In a galaxy (not so) far, far away

Over the years, the ever-evolving relationship between man and machine has been widely discussed, making it just as easy to imagine a utopian technological future as it is to envision a dystopian one. But I would argue, on this holy day (May the Fourth…) for Star Wars fans, that the robotic future we are pursuing is not that far off from the one we see in Star Wars.
Star Wars’ portrayal of relationships between robots and humans is becoming today’s reality with new technological advancements

Although it had been a while since I saw the original Star Wars trilogy, within minutes of watching The Force Awakens I immediately was reminded of the essential and integral role robots play in the films. Not only do they have distinct personalities, they have emotional intelligence, guiding and complementing their human counterparts, and acting (both literally and figuratively) as wingmen. From the co-piloting abilities of the droids to the etiquette protocol and translation assistance that C-3PO provides, the assistive nature of these machines beckons a future with even tighter, more natural integration between technology and society.

We have entered what MIT professors Erik Brynjolfsson and Andrew McAfee term “the second machine age,” an era in which we are learning to harness the power of digital technologies to apply massive data sets, algorithms, and machine-learning capabilities that improve how we do things. Although still nascent, the robots and virtual assistants currently being developed leverage large amounts of data and knowledge to determine a person’s intent, process the request, and then respond and react appropriately.


Inference, not interference

But today’s technology doesn’t stop with call-and-response activities. One of the goals of machine-learning and AI is to automate certain tasks by replicating how a human would process, handle, and perform them. This means that as denizens of “the second machine age,” we are beginning to design new systems that can successfully handle complex problems and find alternative options when an unforeseen complication arises.

This human-machine experience becomes even richer when systems are able to recognize and leverage interpersonal factors such as body language and tone to understand and emulate human intention, instead of requiring specific directives. Machines that can learn the subtleties of human behavior and simply know what action best matches the environment and situation have endless potential. These systems are not only assistive and able to solve complex problems, but are also able to classify information as positive or disappointing and respond empathetically in tone and gesture. Starting to sound like a familiar gold-plated droid?
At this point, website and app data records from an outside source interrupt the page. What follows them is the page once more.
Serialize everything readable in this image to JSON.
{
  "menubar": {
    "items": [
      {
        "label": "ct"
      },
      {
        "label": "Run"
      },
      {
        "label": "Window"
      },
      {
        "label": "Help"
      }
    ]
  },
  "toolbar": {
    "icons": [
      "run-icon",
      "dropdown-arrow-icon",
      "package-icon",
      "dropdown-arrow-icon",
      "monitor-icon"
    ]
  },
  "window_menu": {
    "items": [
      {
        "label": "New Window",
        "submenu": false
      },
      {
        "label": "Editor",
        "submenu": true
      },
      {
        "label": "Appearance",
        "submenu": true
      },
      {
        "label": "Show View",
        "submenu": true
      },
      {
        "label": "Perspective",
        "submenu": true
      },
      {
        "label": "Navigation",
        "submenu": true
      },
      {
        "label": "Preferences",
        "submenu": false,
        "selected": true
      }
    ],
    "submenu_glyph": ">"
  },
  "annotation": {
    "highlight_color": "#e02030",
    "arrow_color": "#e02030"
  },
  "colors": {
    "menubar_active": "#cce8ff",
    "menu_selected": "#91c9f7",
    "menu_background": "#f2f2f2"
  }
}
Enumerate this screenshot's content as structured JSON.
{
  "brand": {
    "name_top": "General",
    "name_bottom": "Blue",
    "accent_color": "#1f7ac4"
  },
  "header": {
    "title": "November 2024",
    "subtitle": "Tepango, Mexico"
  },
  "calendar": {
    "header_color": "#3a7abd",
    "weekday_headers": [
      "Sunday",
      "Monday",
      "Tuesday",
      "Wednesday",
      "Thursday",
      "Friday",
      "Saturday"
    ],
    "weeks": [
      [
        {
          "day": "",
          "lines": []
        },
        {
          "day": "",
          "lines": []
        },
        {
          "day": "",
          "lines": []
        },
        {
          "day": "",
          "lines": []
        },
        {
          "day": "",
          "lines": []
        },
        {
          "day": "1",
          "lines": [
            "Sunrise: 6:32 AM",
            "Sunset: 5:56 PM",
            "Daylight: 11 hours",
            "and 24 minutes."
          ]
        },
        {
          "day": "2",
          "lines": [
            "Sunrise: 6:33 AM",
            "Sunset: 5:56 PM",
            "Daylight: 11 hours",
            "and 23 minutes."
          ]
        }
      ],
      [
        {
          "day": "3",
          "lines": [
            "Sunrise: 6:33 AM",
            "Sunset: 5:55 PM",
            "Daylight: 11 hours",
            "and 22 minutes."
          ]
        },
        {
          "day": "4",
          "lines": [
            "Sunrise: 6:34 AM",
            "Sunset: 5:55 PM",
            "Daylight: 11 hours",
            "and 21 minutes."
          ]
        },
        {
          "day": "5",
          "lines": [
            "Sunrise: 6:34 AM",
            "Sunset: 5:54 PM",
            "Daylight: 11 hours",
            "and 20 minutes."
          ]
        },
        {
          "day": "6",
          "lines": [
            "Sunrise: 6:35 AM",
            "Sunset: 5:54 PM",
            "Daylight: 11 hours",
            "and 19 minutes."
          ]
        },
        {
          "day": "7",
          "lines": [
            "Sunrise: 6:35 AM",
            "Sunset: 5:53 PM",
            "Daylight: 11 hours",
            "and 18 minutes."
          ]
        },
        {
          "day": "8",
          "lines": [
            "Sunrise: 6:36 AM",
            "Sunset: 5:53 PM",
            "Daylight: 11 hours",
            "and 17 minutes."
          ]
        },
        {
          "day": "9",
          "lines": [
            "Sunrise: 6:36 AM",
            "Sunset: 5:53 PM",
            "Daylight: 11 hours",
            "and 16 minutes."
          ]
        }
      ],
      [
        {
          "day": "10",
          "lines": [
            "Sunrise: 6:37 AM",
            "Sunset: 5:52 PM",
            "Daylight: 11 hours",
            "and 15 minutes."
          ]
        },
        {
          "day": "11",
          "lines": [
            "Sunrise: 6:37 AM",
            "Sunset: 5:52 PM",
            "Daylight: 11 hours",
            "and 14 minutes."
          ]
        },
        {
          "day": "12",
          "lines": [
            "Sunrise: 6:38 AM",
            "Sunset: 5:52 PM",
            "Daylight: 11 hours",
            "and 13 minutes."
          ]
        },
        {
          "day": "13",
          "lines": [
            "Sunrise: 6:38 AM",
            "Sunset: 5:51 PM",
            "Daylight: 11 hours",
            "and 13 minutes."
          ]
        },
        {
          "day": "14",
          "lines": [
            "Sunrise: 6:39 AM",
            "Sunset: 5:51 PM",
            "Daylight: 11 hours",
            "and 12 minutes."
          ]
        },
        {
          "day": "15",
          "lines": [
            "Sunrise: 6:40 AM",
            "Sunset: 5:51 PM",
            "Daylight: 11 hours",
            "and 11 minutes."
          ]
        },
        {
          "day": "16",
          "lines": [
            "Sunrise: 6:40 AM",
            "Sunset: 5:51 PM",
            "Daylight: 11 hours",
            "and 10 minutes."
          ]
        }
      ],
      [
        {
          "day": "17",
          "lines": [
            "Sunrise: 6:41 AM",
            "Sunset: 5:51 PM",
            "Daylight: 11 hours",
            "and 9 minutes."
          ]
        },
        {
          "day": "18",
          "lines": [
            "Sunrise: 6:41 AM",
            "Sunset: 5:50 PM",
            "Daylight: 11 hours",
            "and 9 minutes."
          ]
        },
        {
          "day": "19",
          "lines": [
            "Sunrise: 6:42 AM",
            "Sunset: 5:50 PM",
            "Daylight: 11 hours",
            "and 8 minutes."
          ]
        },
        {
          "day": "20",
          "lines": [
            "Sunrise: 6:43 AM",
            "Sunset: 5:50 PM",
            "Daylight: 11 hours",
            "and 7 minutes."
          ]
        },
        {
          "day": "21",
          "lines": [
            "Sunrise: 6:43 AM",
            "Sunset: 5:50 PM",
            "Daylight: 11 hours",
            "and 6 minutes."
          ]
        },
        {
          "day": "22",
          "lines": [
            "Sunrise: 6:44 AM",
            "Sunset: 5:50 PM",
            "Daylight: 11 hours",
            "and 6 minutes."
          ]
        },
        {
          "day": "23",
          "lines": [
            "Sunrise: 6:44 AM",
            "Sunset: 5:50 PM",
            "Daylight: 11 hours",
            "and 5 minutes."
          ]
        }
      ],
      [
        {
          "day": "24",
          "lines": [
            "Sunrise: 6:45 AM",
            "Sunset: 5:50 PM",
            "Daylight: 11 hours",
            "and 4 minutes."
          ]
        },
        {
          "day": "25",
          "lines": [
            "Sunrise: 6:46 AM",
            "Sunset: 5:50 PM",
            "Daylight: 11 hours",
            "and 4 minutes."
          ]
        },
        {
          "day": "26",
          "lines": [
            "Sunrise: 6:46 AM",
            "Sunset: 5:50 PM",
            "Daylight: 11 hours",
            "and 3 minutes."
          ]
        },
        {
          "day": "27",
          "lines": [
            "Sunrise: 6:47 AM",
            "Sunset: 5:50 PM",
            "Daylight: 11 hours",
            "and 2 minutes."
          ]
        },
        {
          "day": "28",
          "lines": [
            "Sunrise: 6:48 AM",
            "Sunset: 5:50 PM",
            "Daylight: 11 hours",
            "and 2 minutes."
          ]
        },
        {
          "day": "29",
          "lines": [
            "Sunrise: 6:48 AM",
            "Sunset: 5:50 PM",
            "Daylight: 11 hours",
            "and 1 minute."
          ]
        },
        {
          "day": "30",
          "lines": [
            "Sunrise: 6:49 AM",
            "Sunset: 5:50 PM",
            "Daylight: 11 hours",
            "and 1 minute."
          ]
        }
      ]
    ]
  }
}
We are quickly approaching this level of contextual interaction and problem-solving capabilities, which is, at its core, what C-3PO and the protocol droids do—they empathetically assist. And it is the way they respond that help foster deeper relationships between man and machine, not only helping us accomplish tasks, but providing a sounding board, a second opinion, or basic advice. As we continue to make advancements in robotics, sensors, cognitive computing, and artificial intelligence, we are charting toward a future where intelligent machines not only exist, but become an extension of ourselves, working toward a common goal. We are entering a new era—one full of partnership and promise…

May the Force be with you.

Tags: ,

Richard Mack

About Richard Mack

Rick serves as vice president of corporate marketing and communications at Nuance, where he directs worldwide, integrated programs that supports the company’s business growth, technology innovations and corporate development initiatives. He oversees an ever-evolving blend of media relations, marketing, employee communications, financial communications, social media, public affairs, and branding activities. During his tenure, he has helped architect and evolve the company’s positioning and visibility, presiding over substantial growth in awareness for Nuance among the industry, consumers, the media and investors. Prior to Nuance, Rick held senior communications roles at RSA Security, Mirror Image Internet and several Boston-area communications firms. He received an Economics degree from Connecticut College in New London, Connecticut. Rick resides in Winchester, MA with his wife, Margaret, and their two children, and is an avid cook in his spare time.